/**
* @param \PHPStan\Rules\Rule[] $rules
*/
public function __construct(array $rules)
{
    // ...
}


Aha! So then we have the full circle:

Stepping out of the Circle

Seeing this, we cannot use PHPStan\Rules\Registry in our TwigCompleteCheckRule rule. What else can we do? We need to get the list of all rules, except this one. Get ready for the trick! I tried to get here but failed. I was amazed when I saw how Lulco solved this elegantly.

In our single rule, we need all the other rules. PHPStan\Rules\Registry is just injected service; it's a wrapper object. We can unwrap this object!

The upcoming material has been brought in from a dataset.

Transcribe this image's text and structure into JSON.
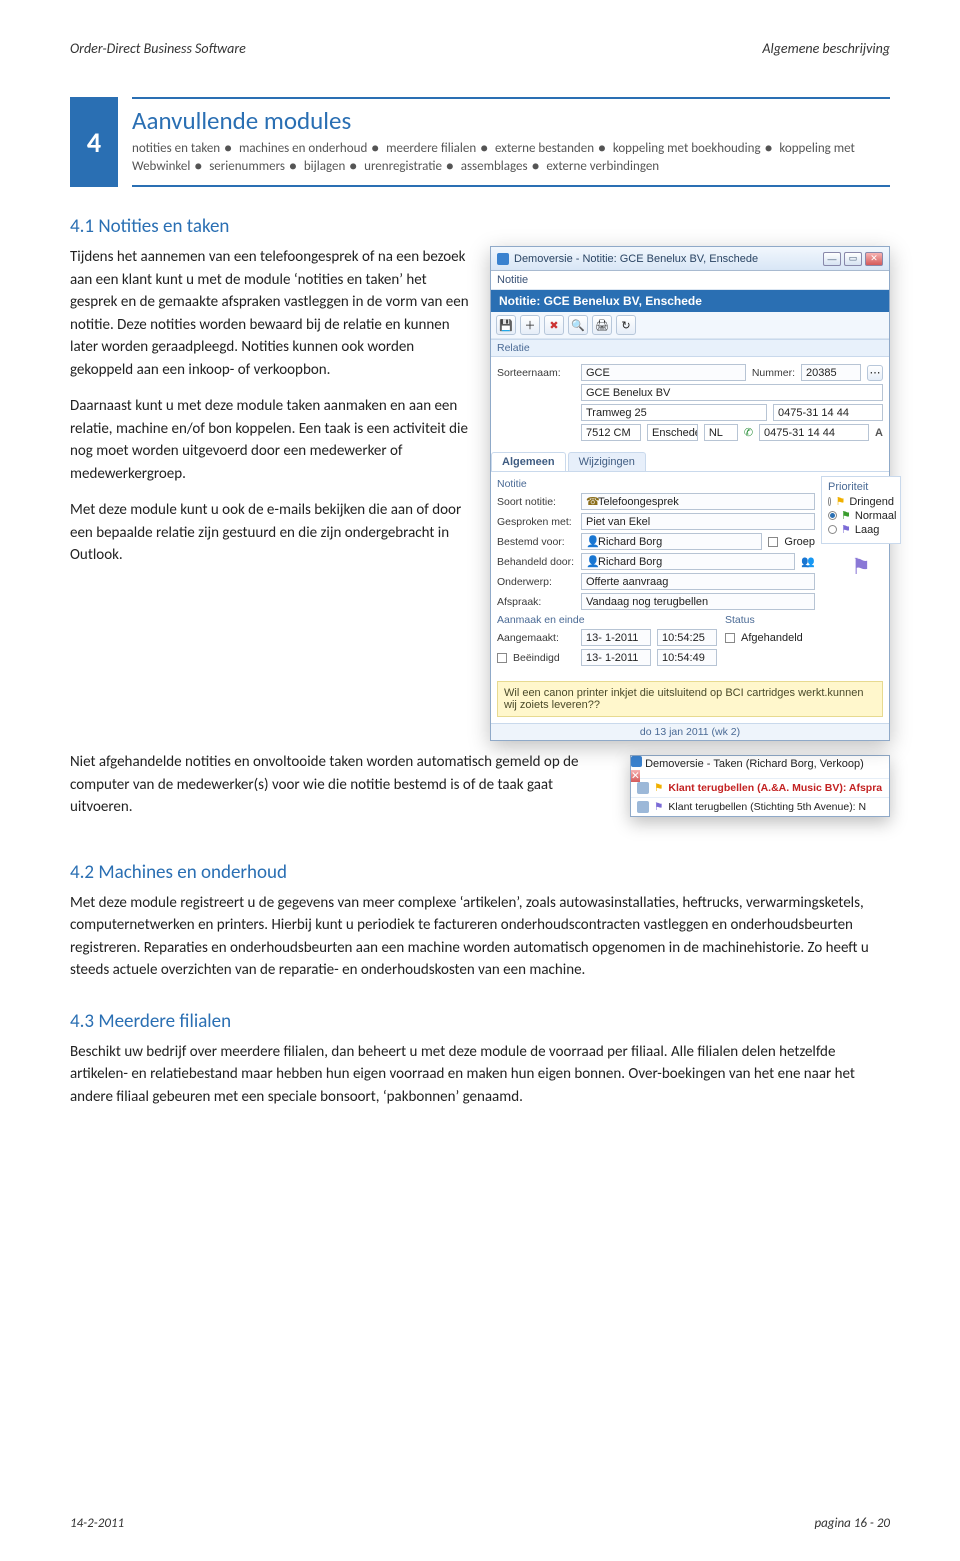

 use PHPStan\Rules\Registry;
+use PHPStan\Rules\Rule;

 final class TwigCompleteCheckRule implements Rule
 {
+    private Registry $registry;

     /**
      * @param Rules[]
      */
     public function __construct(
-        private Registry $registry,
+        array $rules,
+    ) {
+        $this->registry = new Registry($rules);
+    }

     // ...
 }


That's it? Let's try to run the PHPStan rule and see if it works:

🥳️🥳️🥳️


Once more time, huge thanks to Lulco, who made all this possible!
Also, thank you Ondra Mirtes for PHPStan 1.0 tips with custom PHPStan\Analyser\FileAnalyser.


That's all for TWIG templates, and that's all for theory. In the next post, we'll look at more practical. You'll learn how to run such a rule in your codebase.


Happy coding!


Have you find this post useful? Do you want more?

Follow me on Twitter, RSS or support me on GitHub Sponsors.